5. Grants to Reduce Air Pollution at Ports
The IRA (Section 60102) also amends the CAA to provide $3 billion in investment to help reduce air pollution and carbon emissions at and surrounding our nation’s ports, with $750 million specifically earmarked for those ports in non-attainment areas. These grants would include, among other things, qualified climate action plans to reduce air emissions at ports that include a strategy to address effects on low-income and disadvantaged near-port communities.
6. Heavy Duty Vehicle Emission Reductions
Additionally, the IRA (Sections 60101 and 60104) allocates $60 million to EPA to reduce diesel emissions from vehicles servicing goods movement facilities in low-income and disadvantaged EJ communities, and $400 million to upgrade school buses, garbage trucks, and transit buses in non-attainment areas. In all, the IRA allocates $1 billion for clean heavy-duty vehicles.
7. Funding to Address Air Pollution
The IRA (Section 60105) further provides $3 million to EPA for air quality monitoring—such as fenceline monitoring, air quality sensors, methane monitoring, and air screening monitoring—in low-income and disadvantaged EJ communities. The EPA and DOJ have already announced pollution monitoring and enforcement priorities directed to EJ communities, and recent enforcement settlements have included fenceline monitoring. The IRA adds funding to collect the data necessary to those activities.
8. Funding to Address Air Pollution in Schools
The IRA (Section 60106) also appropriates $37.5 million to EPA to reduce air pollution in schools located in low-income and disadvantaged EJ communities as well as an additional $12.5 million for technical assistance related to those efforts.

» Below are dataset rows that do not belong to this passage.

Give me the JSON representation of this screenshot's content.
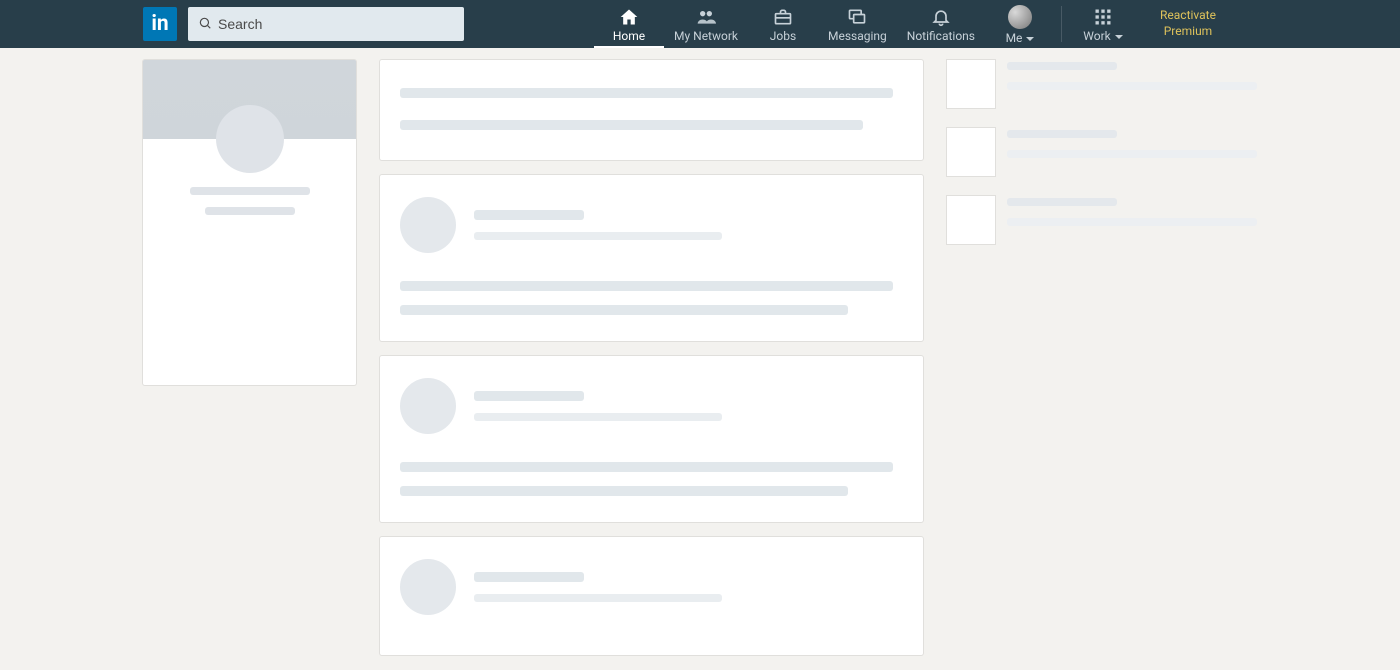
{
  "header": {
    "logo_text": "in",
    "search_placeholder": "Search",
    "nav": {
      "home": "Home",
      "network": "My Network",
      "jobs": "Jobs",
      "messaging": "Messaging",
      "notifications": "Notifications",
      "me": "Me",
      "work": "Work"
    },
    "premium_line1": "Reactivate",
    "premium_line2": "Premium"
  }
}
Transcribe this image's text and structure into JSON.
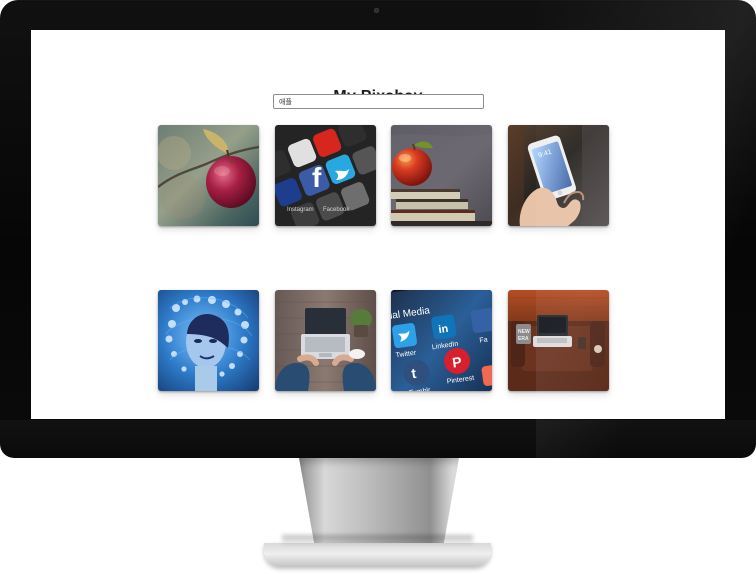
{
  "app": {
    "title": "My Pixabay"
  },
  "search": {
    "value": "애플",
    "placeholder": ""
  },
  "gallery": {
    "items": [
      {
        "label": "Apple on branch",
        "icon": "apple-image"
      },
      {
        "label": "Social media app icons",
        "icon": "social-icons-image"
      },
      {
        "label": "Apple on books",
        "icon": "apple-books-image"
      },
      {
        "label": "Hand holding iPhone",
        "icon": "phone-image"
      },
      {
        "label": "Woman with social icons",
        "icon": "social-woman-image"
      },
      {
        "label": "Laptop on desk",
        "icon": "laptop-desk-image"
      },
      {
        "label": "Social media icons on screen",
        "icon": "social-screen-image"
      },
      {
        "label": "Laptop on couch",
        "icon": "laptop-couch-image"
      }
    ]
  },
  "colors": {
    "screen_background": "#ffffff",
    "monitor_frame": "#080808",
    "title": "#1c1c1c"
  }
}
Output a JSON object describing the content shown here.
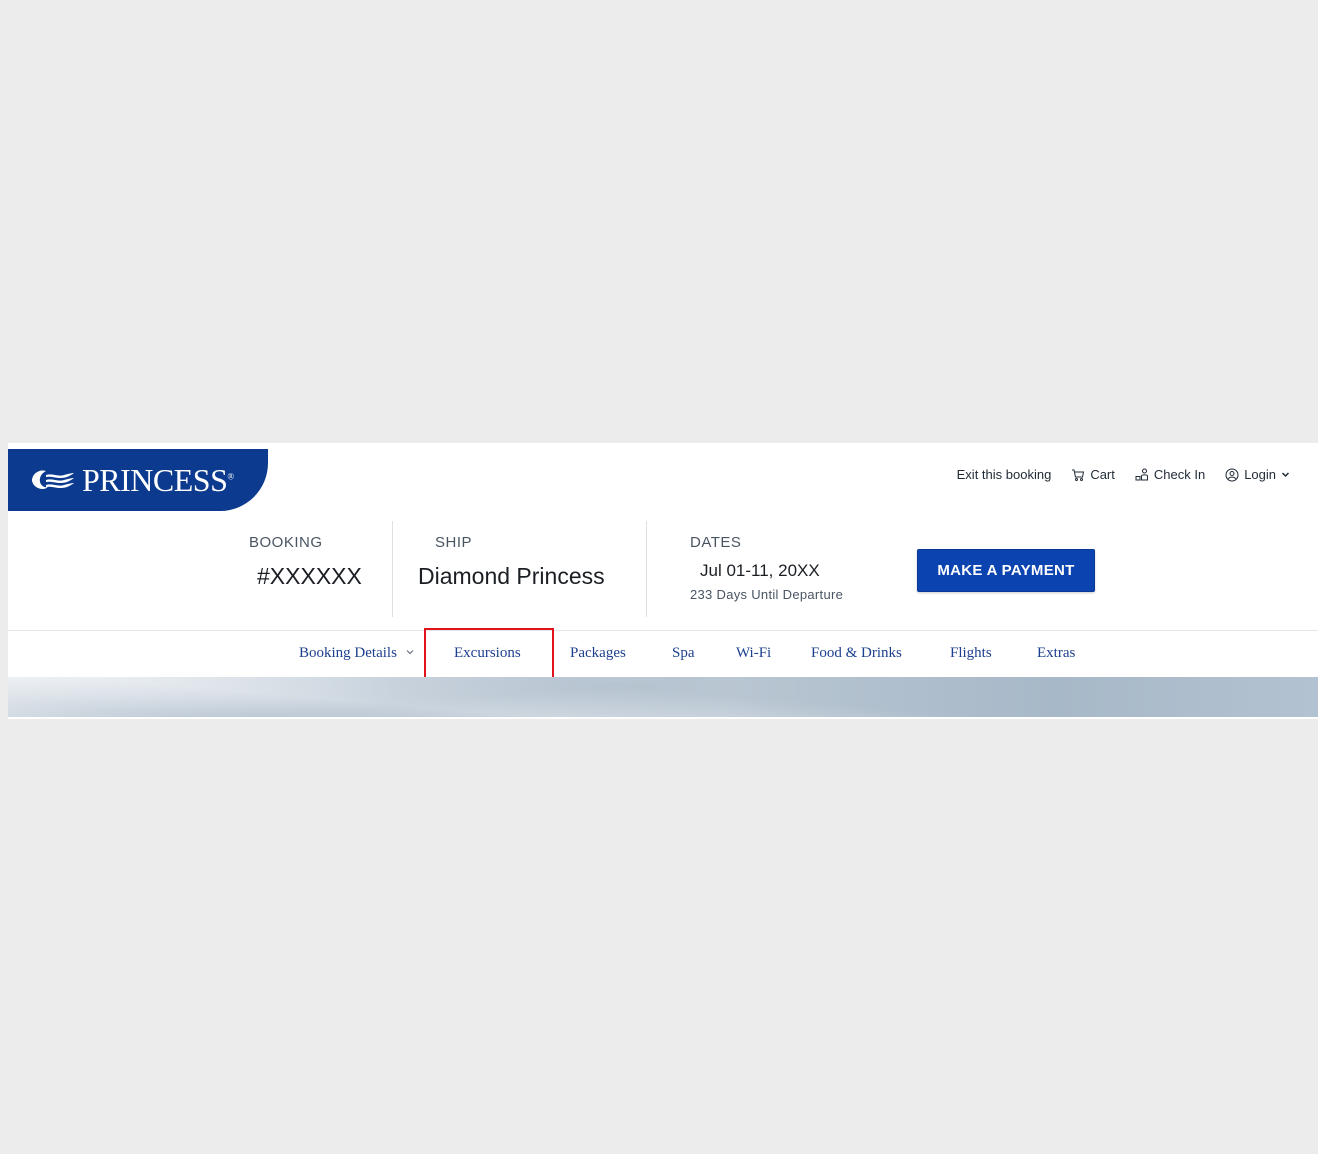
{
  "brand": {
    "name": "PRINCESS",
    "trademark": "®",
    "color": "#0b3a8f"
  },
  "utility_nav": {
    "exit": "Exit this booking",
    "cart": "Cart",
    "checkin": "Check In",
    "login": "Login"
  },
  "summary": {
    "booking_label": "BOOKING",
    "booking_value": "#XXXXXX",
    "ship_label": "SHIP",
    "ship_value": "Diamond Princess",
    "dates_label": "DATES",
    "dates_value": "Jul 01-11, 20XX",
    "countdown": "233 Days Until Departure",
    "pay_button": "MAKE A PAYMENT"
  },
  "tabs": [
    {
      "label": "Booking Details"
    },
    {
      "label": "Excursions",
      "highlighted": true
    },
    {
      "label": "Packages"
    },
    {
      "label": "Spa"
    },
    {
      "label": "Wi-Fi"
    },
    {
      "label": "Food & Drinks"
    },
    {
      "label": "Flights"
    },
    {
      "label": "Extras"
    }
  ],
  "colors": {
    "accent": "#0b44b0",
    "tab_text": "#1d3f8f",
    "highlight": "#e0141a"
  }
}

These are just some examples of the broad-reaching effects the IRA will have on EJ issues in addition to the significant EJ funding under the Bipartisan Infrastructure Act. When coupled with the Biden Administration’s existing and anticipated initiatives and policies focused on Environmental Justice, the IRA is set to be a game-changer on EJ issues as well as the Administration’s efforts on green energy and climate change. According to the Senate’s summary of the bill, the IRA “Focuses investments into disadvantaged communities to ensure that communities that are too-often left behind will share in the benefits of the transition to a clean economy.”1Summary of the Energy Security and Climate Change Investments in the Inflation Reduction Act of 2022 at 1, available at https://www.democrats.senate.gov/imo/media/doc/summary_of_the_energy_security_and_climate_change_investments_in_the_inflation_reduction_act_of_2022.pdf. By expanding the resources available to them, the IRA offers communities, nonprofits, and tribal governments increased leverage in EJ conversations and negotiations nationwide.
King & Spalding’s market-leading Environmental, Health and Safety; Toxic Tort; State Attorney General; and Special Matters teams work hand-in-hand with our Real Estate; Energy & Infrastructure Projects; Construction; and Private Equity teams to ensure our clients are ready to respond to the changing regulatory and enforcement framework around EJ issues and the potential impact of EJ on ongoing and future litigation and negotiations. Check here for the latest news and insights written by the King & Spalding EJ team.